*** Opening ENTRIES PROVIDED ***

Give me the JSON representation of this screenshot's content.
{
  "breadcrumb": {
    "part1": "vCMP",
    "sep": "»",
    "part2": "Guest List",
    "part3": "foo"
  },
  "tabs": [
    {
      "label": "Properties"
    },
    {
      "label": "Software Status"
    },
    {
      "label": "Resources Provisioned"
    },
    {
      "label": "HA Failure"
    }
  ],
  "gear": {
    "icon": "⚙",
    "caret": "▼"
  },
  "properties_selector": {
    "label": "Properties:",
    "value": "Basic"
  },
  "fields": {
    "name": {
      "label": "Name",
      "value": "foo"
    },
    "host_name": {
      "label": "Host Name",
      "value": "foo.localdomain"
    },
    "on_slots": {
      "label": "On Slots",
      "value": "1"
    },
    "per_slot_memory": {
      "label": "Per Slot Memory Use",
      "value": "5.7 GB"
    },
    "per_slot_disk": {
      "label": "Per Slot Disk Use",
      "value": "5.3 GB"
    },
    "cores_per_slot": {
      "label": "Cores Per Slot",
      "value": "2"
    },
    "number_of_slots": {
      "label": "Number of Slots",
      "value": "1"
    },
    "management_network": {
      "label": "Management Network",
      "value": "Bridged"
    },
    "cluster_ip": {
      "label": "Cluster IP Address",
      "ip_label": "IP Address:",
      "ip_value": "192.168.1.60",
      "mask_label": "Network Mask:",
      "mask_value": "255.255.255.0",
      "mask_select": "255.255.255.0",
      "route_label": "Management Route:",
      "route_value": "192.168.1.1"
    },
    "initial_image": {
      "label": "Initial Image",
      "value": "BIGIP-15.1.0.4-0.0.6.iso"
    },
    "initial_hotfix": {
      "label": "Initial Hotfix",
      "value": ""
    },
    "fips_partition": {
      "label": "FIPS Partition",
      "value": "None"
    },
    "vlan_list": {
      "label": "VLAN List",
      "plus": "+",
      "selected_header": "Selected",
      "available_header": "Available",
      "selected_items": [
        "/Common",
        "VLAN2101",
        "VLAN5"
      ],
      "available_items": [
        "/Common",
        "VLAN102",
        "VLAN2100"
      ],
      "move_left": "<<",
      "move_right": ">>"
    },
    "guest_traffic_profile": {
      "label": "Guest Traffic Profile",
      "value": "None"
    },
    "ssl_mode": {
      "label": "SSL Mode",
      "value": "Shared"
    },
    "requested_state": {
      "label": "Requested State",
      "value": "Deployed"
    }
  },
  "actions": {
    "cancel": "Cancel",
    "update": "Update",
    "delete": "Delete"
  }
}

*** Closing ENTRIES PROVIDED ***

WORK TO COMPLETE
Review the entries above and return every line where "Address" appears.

WORKED SOLUTION
      "label": "Cluster IP Address",
      "ip_label": "IP Address:",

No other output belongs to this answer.